__Activity__
Across the listing below, count the lines containing "Zusatzfeld". Answer with that number only.
++++++++++++++++++++
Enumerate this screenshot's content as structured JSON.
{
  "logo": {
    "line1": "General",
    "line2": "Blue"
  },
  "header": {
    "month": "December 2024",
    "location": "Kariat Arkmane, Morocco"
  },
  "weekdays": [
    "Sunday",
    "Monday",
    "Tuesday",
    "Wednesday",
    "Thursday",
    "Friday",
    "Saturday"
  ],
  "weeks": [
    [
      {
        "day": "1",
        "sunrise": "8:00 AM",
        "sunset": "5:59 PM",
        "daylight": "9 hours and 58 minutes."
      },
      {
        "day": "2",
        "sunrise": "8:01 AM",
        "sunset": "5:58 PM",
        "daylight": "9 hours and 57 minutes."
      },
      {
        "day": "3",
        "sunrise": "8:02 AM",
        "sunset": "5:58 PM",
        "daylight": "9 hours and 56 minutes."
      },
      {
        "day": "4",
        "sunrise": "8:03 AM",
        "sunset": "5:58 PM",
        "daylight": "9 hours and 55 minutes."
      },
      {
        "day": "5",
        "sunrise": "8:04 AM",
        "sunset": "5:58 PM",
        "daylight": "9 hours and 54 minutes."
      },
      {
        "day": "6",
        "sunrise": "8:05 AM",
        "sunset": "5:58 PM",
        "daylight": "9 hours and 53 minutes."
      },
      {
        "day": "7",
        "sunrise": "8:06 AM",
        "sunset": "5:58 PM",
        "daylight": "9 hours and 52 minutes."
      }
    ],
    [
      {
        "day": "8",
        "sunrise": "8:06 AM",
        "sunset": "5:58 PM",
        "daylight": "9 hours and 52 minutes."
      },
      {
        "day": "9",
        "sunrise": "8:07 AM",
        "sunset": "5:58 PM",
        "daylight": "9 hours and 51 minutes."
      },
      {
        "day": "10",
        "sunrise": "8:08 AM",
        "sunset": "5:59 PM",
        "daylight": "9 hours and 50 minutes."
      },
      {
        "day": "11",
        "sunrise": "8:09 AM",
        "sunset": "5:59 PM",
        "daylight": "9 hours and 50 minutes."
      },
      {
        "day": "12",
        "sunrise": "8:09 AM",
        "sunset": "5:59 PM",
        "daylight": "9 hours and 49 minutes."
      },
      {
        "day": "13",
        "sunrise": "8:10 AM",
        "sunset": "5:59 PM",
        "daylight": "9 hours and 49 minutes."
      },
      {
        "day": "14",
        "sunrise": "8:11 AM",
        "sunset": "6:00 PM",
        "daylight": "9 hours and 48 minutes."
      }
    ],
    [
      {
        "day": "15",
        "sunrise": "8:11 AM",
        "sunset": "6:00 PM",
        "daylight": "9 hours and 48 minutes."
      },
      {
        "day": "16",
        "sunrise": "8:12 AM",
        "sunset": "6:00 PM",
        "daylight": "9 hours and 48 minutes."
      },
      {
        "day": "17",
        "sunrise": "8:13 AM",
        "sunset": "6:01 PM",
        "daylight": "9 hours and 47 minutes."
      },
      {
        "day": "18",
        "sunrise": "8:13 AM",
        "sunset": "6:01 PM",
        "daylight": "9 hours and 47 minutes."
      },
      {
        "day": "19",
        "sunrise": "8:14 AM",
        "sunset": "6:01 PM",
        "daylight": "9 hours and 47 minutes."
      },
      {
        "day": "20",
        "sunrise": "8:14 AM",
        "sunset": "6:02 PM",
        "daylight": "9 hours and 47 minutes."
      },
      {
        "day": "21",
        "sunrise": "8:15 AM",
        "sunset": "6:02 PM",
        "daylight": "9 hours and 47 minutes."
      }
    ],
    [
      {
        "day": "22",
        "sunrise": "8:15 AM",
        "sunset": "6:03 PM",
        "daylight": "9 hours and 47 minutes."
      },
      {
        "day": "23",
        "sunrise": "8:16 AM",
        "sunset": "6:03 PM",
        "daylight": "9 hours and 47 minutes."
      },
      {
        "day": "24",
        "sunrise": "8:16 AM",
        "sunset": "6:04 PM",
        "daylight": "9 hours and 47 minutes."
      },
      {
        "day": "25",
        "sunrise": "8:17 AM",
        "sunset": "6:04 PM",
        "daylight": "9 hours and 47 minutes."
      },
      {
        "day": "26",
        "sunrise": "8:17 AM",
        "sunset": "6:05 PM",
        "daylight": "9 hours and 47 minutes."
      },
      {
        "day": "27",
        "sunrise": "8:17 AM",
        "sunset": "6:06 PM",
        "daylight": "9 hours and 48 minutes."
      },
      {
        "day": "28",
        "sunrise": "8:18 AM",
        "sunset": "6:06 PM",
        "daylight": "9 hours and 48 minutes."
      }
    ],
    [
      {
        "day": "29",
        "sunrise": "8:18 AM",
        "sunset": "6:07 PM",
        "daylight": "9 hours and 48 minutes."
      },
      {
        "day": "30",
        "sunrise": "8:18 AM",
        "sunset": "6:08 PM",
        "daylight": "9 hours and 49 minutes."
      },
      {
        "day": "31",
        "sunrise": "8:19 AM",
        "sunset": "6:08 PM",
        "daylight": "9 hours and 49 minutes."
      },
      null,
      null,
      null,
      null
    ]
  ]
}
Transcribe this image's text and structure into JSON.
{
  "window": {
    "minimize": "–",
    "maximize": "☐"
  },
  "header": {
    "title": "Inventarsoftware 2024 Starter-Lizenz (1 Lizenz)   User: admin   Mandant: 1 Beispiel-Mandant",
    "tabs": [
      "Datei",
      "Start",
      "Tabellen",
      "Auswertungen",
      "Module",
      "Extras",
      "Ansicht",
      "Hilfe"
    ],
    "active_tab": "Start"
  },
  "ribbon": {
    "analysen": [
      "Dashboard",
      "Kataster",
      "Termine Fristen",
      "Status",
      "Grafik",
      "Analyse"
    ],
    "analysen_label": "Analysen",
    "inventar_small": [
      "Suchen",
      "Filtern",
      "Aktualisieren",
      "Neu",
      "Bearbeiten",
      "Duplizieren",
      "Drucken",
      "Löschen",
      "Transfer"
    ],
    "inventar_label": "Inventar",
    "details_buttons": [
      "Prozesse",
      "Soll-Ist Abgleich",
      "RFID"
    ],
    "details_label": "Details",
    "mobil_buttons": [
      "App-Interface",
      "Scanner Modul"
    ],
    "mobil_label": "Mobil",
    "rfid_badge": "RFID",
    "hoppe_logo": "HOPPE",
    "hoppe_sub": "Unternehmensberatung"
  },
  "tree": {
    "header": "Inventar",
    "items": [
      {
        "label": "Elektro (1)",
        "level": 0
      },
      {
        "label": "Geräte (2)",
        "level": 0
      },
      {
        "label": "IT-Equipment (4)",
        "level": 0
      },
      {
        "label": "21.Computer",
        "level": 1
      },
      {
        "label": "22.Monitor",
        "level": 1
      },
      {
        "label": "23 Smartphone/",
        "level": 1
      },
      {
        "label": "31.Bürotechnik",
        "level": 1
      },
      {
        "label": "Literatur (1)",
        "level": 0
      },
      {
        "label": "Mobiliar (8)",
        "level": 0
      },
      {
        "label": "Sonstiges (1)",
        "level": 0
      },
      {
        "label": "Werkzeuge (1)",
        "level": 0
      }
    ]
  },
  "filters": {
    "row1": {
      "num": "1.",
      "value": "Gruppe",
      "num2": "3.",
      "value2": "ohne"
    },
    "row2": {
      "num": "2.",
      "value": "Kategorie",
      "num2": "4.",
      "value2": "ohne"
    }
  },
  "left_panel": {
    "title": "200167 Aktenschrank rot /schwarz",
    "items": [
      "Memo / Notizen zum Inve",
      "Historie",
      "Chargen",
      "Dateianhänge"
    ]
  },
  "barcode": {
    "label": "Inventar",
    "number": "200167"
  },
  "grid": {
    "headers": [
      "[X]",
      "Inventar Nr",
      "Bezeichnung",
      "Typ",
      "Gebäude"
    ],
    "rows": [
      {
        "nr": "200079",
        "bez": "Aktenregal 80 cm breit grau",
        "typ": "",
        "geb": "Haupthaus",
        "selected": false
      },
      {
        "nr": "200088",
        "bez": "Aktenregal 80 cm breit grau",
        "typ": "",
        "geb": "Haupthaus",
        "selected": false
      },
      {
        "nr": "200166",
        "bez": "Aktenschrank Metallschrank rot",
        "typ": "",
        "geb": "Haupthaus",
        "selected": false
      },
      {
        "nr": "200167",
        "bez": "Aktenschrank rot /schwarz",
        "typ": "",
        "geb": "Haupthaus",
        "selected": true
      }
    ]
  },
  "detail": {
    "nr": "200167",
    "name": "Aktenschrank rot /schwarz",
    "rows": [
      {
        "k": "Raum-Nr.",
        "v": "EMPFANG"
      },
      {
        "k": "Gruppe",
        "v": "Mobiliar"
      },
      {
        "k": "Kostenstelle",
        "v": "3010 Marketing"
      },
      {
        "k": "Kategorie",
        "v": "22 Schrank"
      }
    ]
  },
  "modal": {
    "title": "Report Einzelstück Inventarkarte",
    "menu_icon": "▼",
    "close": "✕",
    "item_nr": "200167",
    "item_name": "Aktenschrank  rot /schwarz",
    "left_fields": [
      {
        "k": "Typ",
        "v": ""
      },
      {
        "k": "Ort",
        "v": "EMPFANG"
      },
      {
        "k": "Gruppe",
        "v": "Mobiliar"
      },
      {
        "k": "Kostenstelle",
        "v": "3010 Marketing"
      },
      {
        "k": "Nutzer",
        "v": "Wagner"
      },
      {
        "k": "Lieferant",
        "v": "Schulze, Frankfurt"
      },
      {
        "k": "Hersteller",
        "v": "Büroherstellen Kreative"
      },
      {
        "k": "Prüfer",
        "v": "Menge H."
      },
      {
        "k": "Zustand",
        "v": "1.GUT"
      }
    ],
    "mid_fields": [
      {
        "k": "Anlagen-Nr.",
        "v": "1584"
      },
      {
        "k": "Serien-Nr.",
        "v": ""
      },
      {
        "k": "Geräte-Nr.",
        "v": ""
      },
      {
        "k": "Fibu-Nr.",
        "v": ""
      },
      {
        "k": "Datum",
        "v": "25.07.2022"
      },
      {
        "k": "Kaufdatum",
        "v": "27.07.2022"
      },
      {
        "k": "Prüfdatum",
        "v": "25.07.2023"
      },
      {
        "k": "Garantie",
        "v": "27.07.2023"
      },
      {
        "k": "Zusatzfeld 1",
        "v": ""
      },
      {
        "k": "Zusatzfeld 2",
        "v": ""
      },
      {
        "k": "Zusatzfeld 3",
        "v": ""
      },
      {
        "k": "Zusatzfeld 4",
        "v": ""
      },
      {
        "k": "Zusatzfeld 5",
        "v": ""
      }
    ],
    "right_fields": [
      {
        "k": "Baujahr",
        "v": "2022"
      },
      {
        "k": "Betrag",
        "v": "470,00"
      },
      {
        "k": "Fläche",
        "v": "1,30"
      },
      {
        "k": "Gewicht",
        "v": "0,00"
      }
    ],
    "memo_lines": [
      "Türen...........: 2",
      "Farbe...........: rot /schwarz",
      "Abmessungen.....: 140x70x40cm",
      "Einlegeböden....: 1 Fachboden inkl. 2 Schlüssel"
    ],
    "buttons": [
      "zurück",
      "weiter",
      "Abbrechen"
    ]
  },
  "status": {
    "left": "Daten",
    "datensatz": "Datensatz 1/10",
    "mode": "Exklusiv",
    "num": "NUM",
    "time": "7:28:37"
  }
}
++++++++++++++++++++
__Output__
5